(WHAT TO DO):
Without the pictures, give the entries below again exactly as written.

(ENTRIES SUPPLIED):
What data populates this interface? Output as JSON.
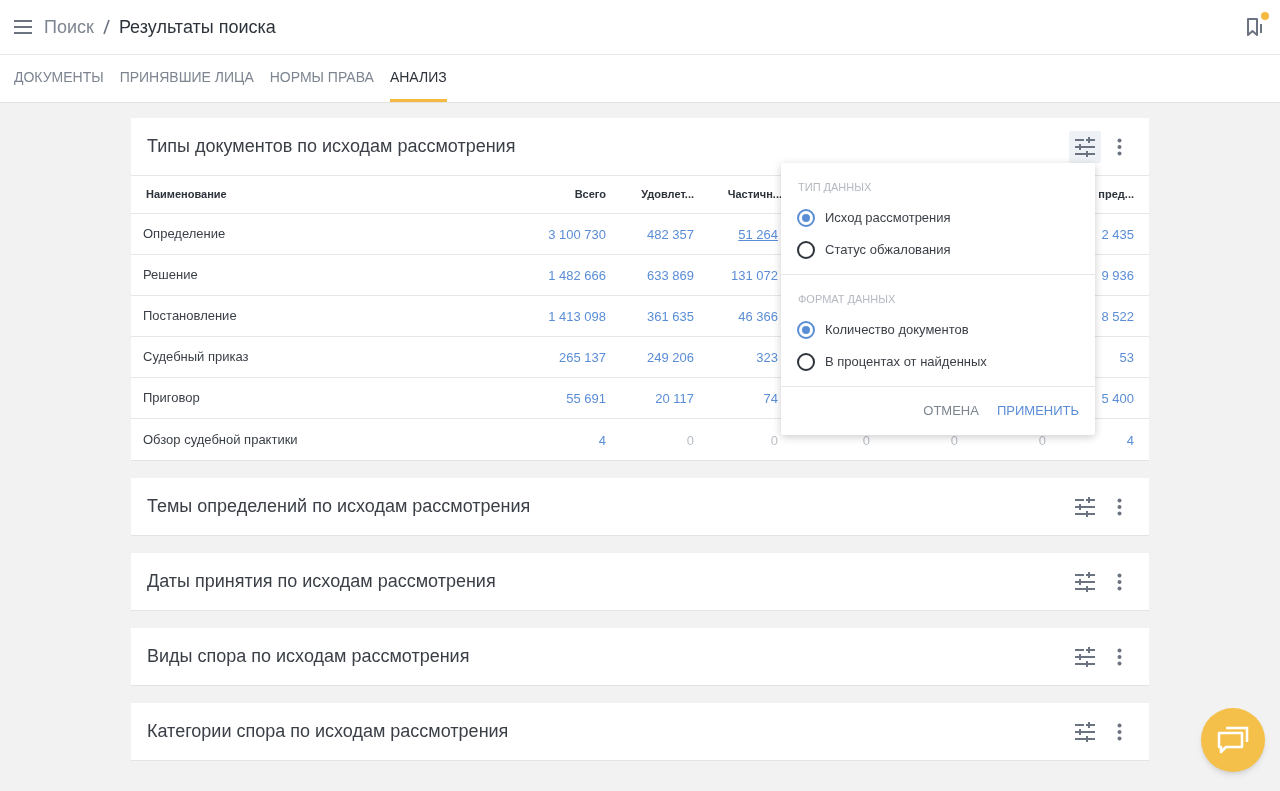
{
  "header": {
    "breadcrumbs": [
      {
        "label": "Поиск",
        "current": false
      },
      {
        "label": "Результаты поиска",
        "current": true
      }
    ],
    "bookmarks_badge": true
  },
  "tabs": [
    {
      "label": "ДОКУМЕНТЫ",
      "selected": false
    },
    {
      "label": "ПРИНЯВШИЕ ЛИЦА",
      "selected": false
    },
    {
      "label": "НОРМЫ ПРАВА",
      "selected": false
    },
    {
      "label": "АНАЛИЗ",
      "selected": true
    }
  ],
  "panels": [
    {
      "title": "Типы документов по исходам рассмотрения",
      "settings_open": true,
      "table": {
        "columns": [
          "Наименование",
          "Всего",
          "Удовлет...",
          "Частичн...",
          null,
          null,
          null,
          "пред..."
        ],
        "rows": [
          {
            "cells": [
              {
                "text": "Определение",
                "kind": "name"
              },
              {
                "text": "3 100 730",
                "kind": "link"
              },
              {
                "text": "482 357",
                "kind": "link"
              },
              {
                "text": "51 264",
                "kind": "hover"
              },
              null,
              null,
              null,
              {
                "text": "2 435",
                "kind": "link"
              }
            ]
          },
          {
            "cells": [
              {
                "text": "Решение",
                "kind": "name"
              },
              {
                "text": "1 482 666",
                "kind": "link"
              },
              {
                "text": "633 869",
                "kind": "link"
              },
              {
                "text": "131 072",
                "kind": "link"
              },
              null,
              null,
              null,
              {
                "text": "9 936",
                "kind": "link"
              }
            ]
          },
          {
            "cells": [
              {
                "text": "Постановление",
                "kind": "name"
              },
              {
                "text": "1 413 098",
                "kind": "link"
              },
              {
                "text": "361 635",
                "kind": "link"
              },
              {
                "text": "46 366",
                "kind": "link"
              },
              null,
              null,
              null,
              {
                "text": "8 522",
                "kind": "link"
              }
            ]
          },
          {
            "cells": [
              {
                "text": "Судебный приказ",
                "kind": "name"
              },
              {
                "text": "265 137",
                "kind": "link"
              },
              {
                "text": "249 206",
                "kind": "link"
              },
              {
                "text": "323",
                "kind": "link"
              },
              null,
              null,
              null,
              {
                "text": "53",
                "kind": "link"
              }
            ]
          },
          {
            "cells": [
              {
                "text": "Приговор",
                "kind": "name"
              },
              {
                "text": "55 691",
                "kind": "link"
              },
              {
                "text": "20 117",
                "kind": "link"
              },
              {
                "text": "74",
                "kind": "link"
              },
              null,
              null,
              null,
              {
                "text": "5 400",
                "kind": "link"
              }
            ]
          },
          {
            "cells": [
              {
                "text": "Обзор судебной практики",
                "kind": "name"
              },
              {
                "text": "4",
                "kind": "link"
              },
              {
                "text": "0",
                "kind": "zero"
              },
              {
                "text": "0",
                "kind": "zero"
              },
              {
                "text": "0",
                "kind": "zero"
              },
              {
                "text": "0",
                "kind": "zero"
              },
              {
                "text": "0",
                "kind": "zero"
              },
              {
                "text": "4",
                "kind": "link"
              }
            ]
          }
        ]
      }
    },
    {
      "title": "Темы определений по исходам рассмотрения",
      "settings_open": false
    },
    {
      "title": "Даты принятия по исходам рассмотрения",
      "settings_open": false
    },
    {
      "title": "Виды спора по исходам рассмотрения",
      "settings_open": false
    },
    {
      "title": "Категории спора по исходам рассмотрения",
      "settings_open": false
    }
  ],
  "popup": {
    "sections": [
      {
        "title": "ТИП ДАННЫХ",
        "options": [
          {
            "label": "Исход рассмотрения",
            "selected": true
          },
          {
            "label": "Статус обжалования",
            "selected": false
          }
        ]
      },
      {
        "title": "ФОРМАТ ДАННЫХ",
        "options": [
          {
            "label": "Количество документов",
            "selected": true
          },
          {
            "label": "В процентах от найденных",
            "selected": false
          }
        ]
      }
    ],
    "buttons": [
      {
        "label": "ОТМЕНА",
        "kind": "secondary"
      },
      {
        "label": "ПРИМЕНИТЬ",
        "kind": "primary"
      }
    ]
  }
}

(RESPONSE):
What data populates this interface? Output as JSON.
{
  "header": {
    "breadcrumbs": [
      {
        "label": "Поиск",
        "current": false
      },
      {
        "label": "Результаты поиска",
        "current": true
      }
    ],
    "bookmarks_badge": true
  },
  "tabs": [
    {
      "label": "ДОКУМЕНТЫ",
      "selected": false
    },
    {
      "label": "ПРИНЯВШИЕ ЛИЦА",
      "selected": false
    },
    {
      "label": "НОРМЫ ПРАВА",
      "selected": false
    },
    {
      "label": "АНАЛИЗ",
      "selected": true
    }
  ],
  "panels": [
    {
      "title": "Типы документов по исходам рассмотрения",
      "settings_open": true,
      "table": {
        "columns": [
          "Наименование",
          "Всего",
          "Удовлет...",
          "Частичн...",
          null,
          null,
          null,
          "пред..."
        ],
        "rows": [
          {
            "cells": [
              {
                "text": "Определение",
                "kind": "name"
              },
              {
                "text": "3 100 730",
                "kind": "link"
              },
              {
                "text": "482 357",
                "kind": "link"
              },
              {
                "text": "51 264",
                "kind": "hover"
              },
              null,
              null,
              null,
              {
                "text": "2 435",
                "kind": "link"
              }
            ]
          },
          {
            "cells": [
              {
                "text": "Решение",
                "kind": "name"
              },
              {
                "text": "1 482 666",
                "kind": "link"
              },
              {
                "text": "633 869",
                "kind": "link"
              },
              {
                "text": "131 072",
                "kind": "link"
              },
              null,
              null,
              null,
              {
                "text": "9 936",
                "kind": "link"
              }
            ]
          },
          {
            "cells": [
              {
                "text": "Постановление",
                "kind": "name"
              },
              {
                "text": "1 413 098",
                "kind": "link"
              },
              {
                "text": "361 635",
                "kind": "link"
              },
              {
                "text": "46 366",
                "kind": "link"
              },
              null,
              null,
              null,
              {
                "text": "8 522",
                "kind": "link"
              }
            ]
          },
          {
            "cells": [
              {
                "text": "Судебный приказ",
                "kind": "name"
              },
              {
                "text": "265 137",
                "kind": "link"
              },
              {
                "text": "249 206",
                "kind": "link"
              },
              {
                "text": "323",
                "kind": "link"
              },
              null,
              null,
              null,
              {
                "text": "53",
                "kind": "link"
              }
            ]
          },
          {
            "cells": [
              {
                "text": "Приговор",
                "kind": "name"
              },
              {
                "text": "55 691",
                "kind": "link"
              },
              {
                "text": "20 117",
                "kind": "link"
              },
              {
                "text": "74",
                "kind": "link"
              },
              null,
              null,
              null,
              {
                "text": "5 400",
                "kind": "link"
              }
            ]
          },
          {
            "cells": [
              {
                "text": "Обзор судебной практики",
                "kind": "name"
              },
              {
                "text": "4",
                "kind": "link"
              },
              {
                "text": "0",
                "kind": "zero"
              },
              {
                "text": "0",
                "kind": "zero"
              },
              {
                "text": "0",
                "kind": "zero"
              },
              {
                "text": "0",
                "kind": "zero"
              },
              {
                "text": "0",
                "kind": "zero"
              },
              {
                "text": "4",
                "kind": "link"
              }
            ]
          }
        ]
      }
    },
    {
      "title": "Темы определений по исходам рассмотрения",
      "settings_open": false
    },
    {
      "title": "Даты принятия по исходам рассмотрения",
      "settings_open": false
    },
    {
      "title": "Виды спора по исходам рассмотрения",
      "settings_open": false
    },
    {
      "title": "Категории спора по исходам рассмотрения",
      "settings_open": false
    }
  ],
  "popup": {
    "sections": [
      {
        "title": "ТИП ДАННЫХ",
        "options": [
          {
            "label": "Исход рассмотрения",
            "selected": true
          },
          {
            "label": "Статус обжалования",
            "selected": false
          }
        ]
      },
      {
        "title": "ФОРМАТ ДАННЫХ",
        "options": [
          {
            "label": "Количество документов",
            "selected": true
          },
          {
            "label": "В процентах от найденных",
            "selected": false
          }
        ]
      }
    ],
    "buttons": [
      {
        "label": "ОТМЕНА",
        "kind": "secondary"
      },
      {
        "label": "ПРИМЕНИТЬ",
        "kind": "primary"
      }
    ]
  }
}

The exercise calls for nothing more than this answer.